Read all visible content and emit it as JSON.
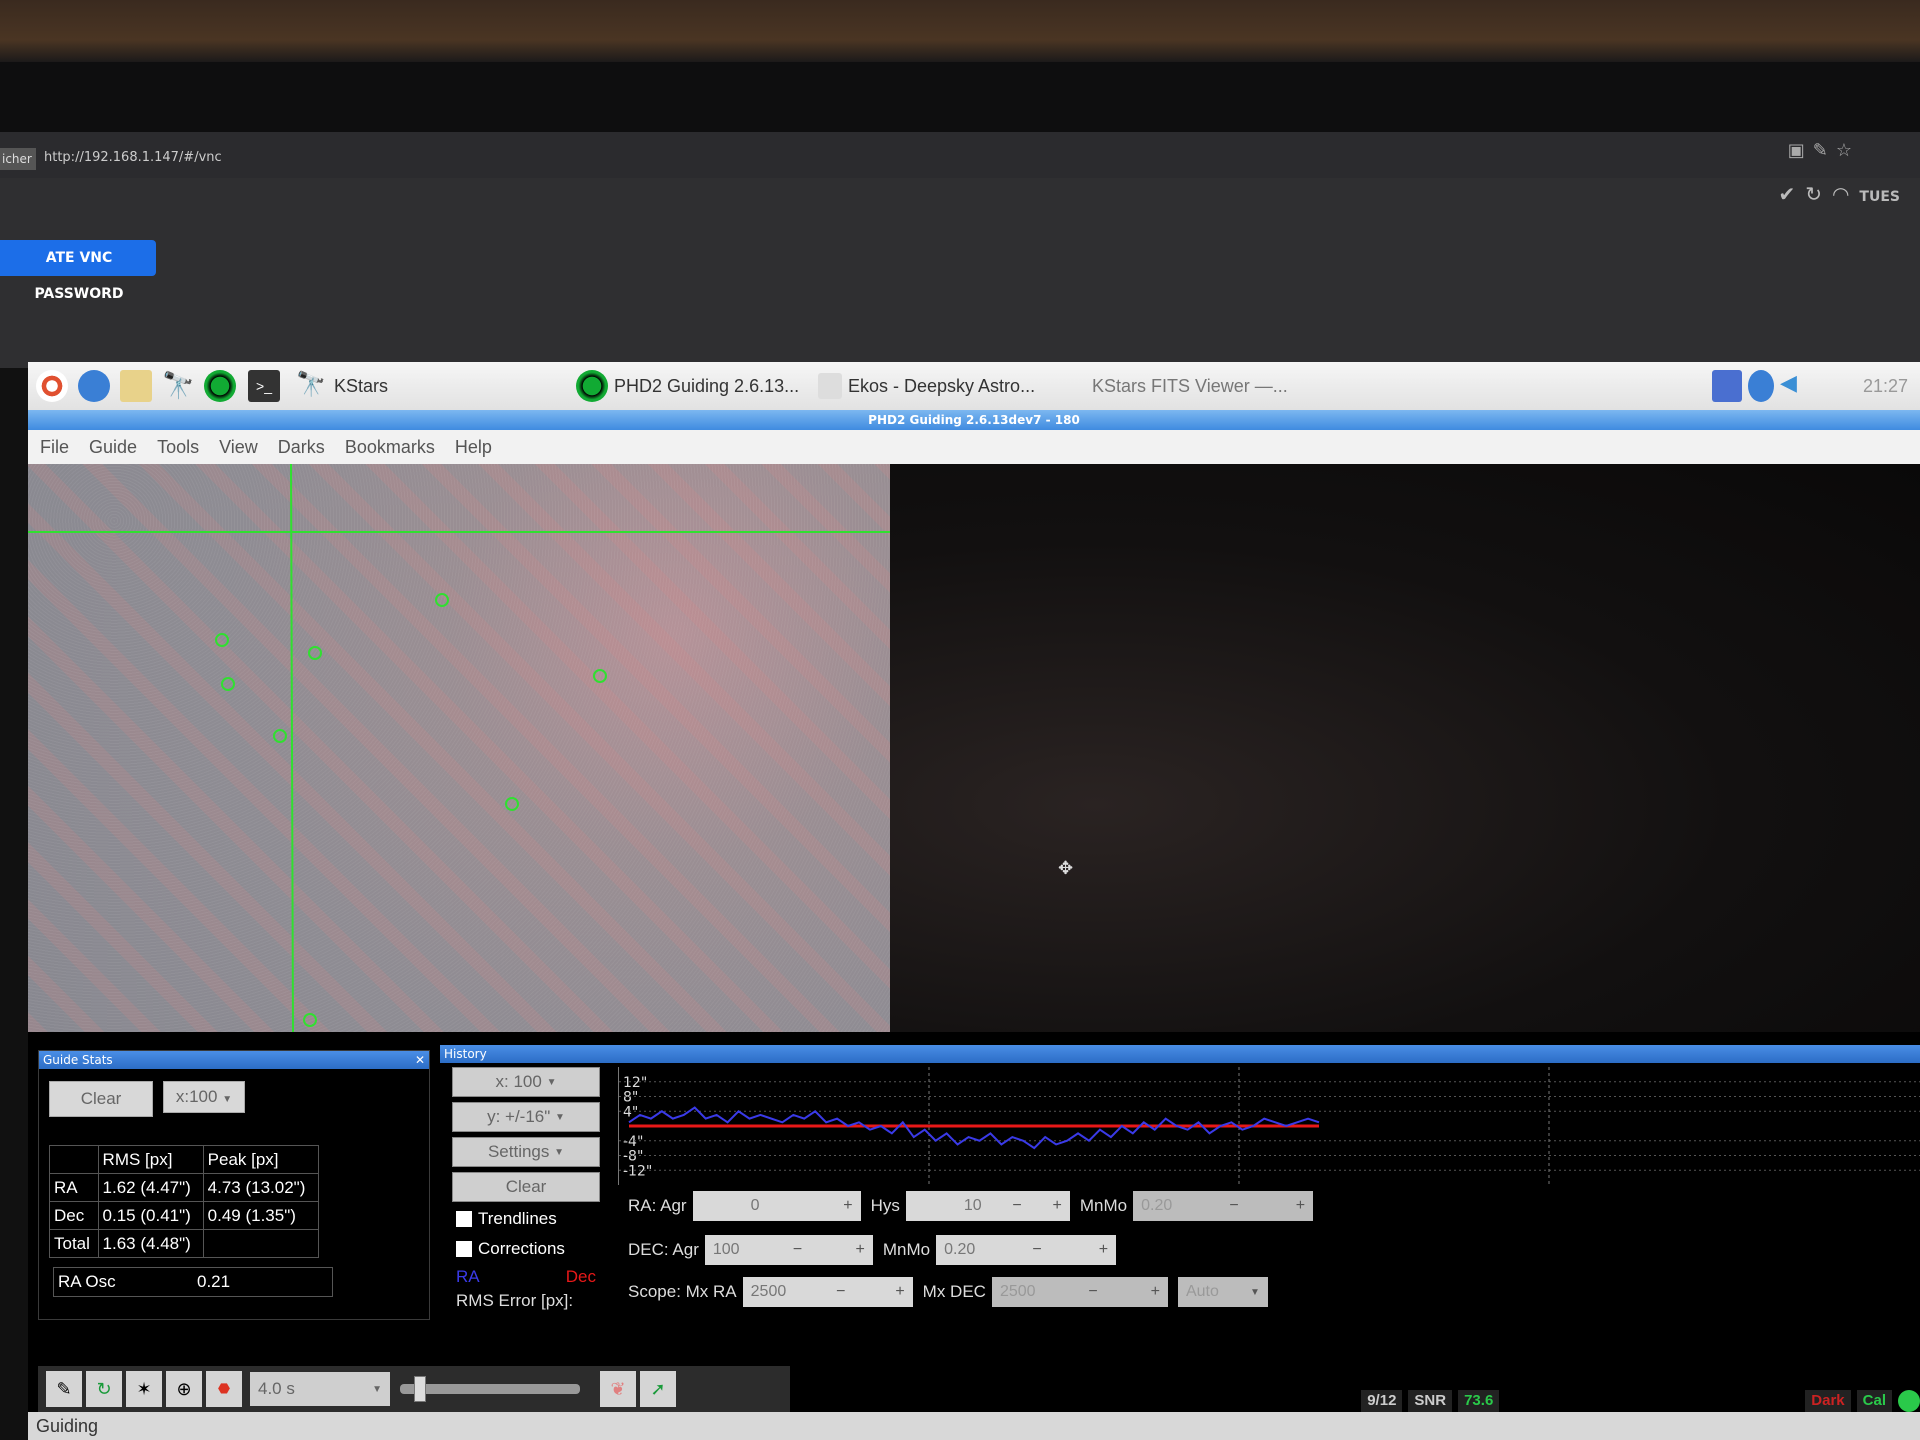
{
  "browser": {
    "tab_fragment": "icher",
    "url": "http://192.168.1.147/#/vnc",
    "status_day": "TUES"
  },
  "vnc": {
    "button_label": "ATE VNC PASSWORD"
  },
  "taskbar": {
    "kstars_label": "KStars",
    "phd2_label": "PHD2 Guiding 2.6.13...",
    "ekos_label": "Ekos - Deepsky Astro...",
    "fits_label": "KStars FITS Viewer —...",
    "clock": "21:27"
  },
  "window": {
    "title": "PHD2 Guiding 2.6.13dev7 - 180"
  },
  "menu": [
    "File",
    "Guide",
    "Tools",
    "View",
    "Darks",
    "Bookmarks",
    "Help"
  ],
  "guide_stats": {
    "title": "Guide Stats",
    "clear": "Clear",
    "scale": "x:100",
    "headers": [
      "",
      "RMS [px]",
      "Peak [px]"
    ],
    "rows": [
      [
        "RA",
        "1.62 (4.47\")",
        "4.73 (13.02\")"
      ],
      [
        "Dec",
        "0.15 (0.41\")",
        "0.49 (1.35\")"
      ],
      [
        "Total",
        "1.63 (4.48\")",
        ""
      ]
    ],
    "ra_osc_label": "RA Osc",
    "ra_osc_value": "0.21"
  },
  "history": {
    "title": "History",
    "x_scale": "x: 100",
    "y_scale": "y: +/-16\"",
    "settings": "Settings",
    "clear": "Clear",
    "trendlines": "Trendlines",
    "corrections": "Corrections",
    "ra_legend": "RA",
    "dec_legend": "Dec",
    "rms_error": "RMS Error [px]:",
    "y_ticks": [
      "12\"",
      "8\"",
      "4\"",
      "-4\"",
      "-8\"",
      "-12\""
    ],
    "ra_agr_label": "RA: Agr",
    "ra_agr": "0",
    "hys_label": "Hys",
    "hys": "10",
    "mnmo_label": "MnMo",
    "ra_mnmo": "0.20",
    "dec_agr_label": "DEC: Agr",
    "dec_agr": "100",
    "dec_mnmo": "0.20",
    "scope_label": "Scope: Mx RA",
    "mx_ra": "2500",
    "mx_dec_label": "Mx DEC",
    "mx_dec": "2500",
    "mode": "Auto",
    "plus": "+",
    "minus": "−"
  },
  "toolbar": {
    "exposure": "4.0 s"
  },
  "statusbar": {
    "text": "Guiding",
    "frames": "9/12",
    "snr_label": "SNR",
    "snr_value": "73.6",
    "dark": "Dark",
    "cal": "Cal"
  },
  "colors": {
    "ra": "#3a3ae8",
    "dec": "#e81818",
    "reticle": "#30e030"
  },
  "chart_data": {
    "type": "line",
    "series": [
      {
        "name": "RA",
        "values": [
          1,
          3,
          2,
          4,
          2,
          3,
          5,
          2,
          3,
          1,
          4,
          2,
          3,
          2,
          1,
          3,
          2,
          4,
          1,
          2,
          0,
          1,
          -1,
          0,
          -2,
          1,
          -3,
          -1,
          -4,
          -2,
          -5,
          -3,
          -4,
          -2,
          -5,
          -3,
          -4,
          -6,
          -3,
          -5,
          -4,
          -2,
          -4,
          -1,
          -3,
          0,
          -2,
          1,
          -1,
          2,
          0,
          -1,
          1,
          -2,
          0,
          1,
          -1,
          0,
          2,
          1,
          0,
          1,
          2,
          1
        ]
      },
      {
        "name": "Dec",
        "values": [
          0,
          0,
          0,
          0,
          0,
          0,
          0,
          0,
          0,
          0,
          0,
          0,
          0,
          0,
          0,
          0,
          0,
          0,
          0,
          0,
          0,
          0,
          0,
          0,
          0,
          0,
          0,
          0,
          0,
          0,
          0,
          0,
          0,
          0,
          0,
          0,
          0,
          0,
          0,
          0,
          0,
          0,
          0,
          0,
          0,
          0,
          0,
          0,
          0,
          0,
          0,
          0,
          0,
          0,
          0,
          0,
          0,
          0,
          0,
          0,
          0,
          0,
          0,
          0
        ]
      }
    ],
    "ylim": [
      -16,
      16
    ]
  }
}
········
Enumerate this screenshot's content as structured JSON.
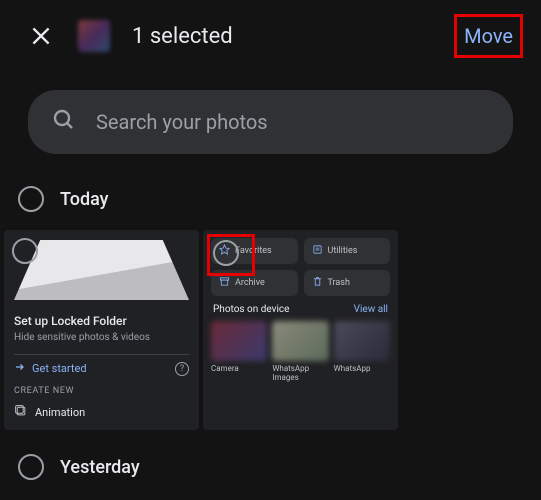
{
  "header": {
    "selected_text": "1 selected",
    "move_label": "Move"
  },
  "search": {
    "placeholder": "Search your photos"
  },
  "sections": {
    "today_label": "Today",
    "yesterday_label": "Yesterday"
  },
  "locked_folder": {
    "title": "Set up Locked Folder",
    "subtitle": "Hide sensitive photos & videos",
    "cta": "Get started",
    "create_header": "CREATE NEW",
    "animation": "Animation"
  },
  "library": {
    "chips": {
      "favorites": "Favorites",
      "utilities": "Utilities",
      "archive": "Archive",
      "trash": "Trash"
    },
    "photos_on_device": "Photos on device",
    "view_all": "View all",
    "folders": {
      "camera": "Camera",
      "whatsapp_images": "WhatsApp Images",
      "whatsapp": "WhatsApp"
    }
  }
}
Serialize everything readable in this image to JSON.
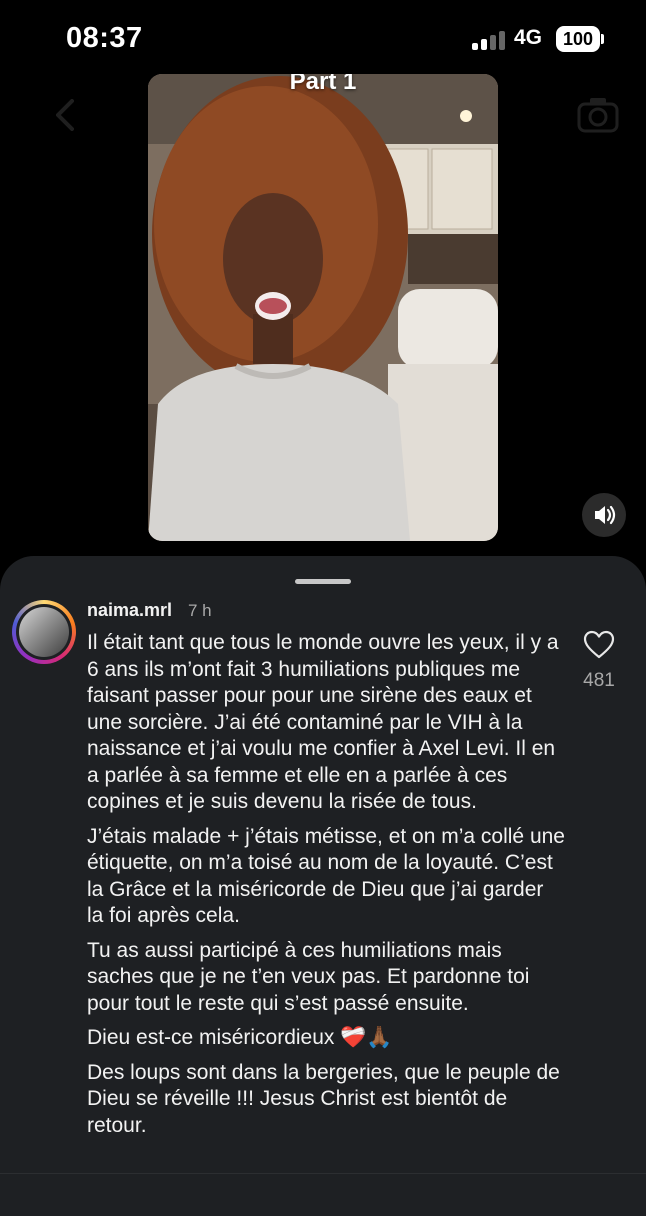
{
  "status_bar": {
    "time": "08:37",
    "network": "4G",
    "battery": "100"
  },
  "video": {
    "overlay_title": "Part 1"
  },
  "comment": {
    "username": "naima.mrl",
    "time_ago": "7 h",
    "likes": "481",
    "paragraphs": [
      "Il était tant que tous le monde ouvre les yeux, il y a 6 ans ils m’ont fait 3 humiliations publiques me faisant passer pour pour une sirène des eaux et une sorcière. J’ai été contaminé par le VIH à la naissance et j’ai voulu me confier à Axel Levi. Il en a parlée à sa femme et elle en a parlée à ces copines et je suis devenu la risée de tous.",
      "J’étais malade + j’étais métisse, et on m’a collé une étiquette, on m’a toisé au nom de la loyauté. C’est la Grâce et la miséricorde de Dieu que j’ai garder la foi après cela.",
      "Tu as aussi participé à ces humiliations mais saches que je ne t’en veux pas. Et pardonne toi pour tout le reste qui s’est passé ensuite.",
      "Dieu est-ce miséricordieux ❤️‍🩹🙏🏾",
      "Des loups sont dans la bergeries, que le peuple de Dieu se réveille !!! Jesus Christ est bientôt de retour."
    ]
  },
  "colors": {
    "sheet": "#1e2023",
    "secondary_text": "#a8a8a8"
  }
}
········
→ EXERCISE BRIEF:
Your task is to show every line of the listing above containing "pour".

→ RESULT:
      "Il était tant que tous le monde ouvre les yeux, il y a 6 ans ils m’ont fait 3 humiliations publiques me faisant passer pour pour une sirène des eaux et une sorcière. J’ai été contaminé par le VIH à la naissance et j’ai voulu me confier à Axel Levi. Il en a parlée à sa femme et elle en a parlée à ces copines et je suis devenu la risée de tous.",
      "Tu as aussi participé à ces humiliations mais saches que je ne t’en veux pas. Et pardonne toi pour tout le reste qui s’est passé ensuite.",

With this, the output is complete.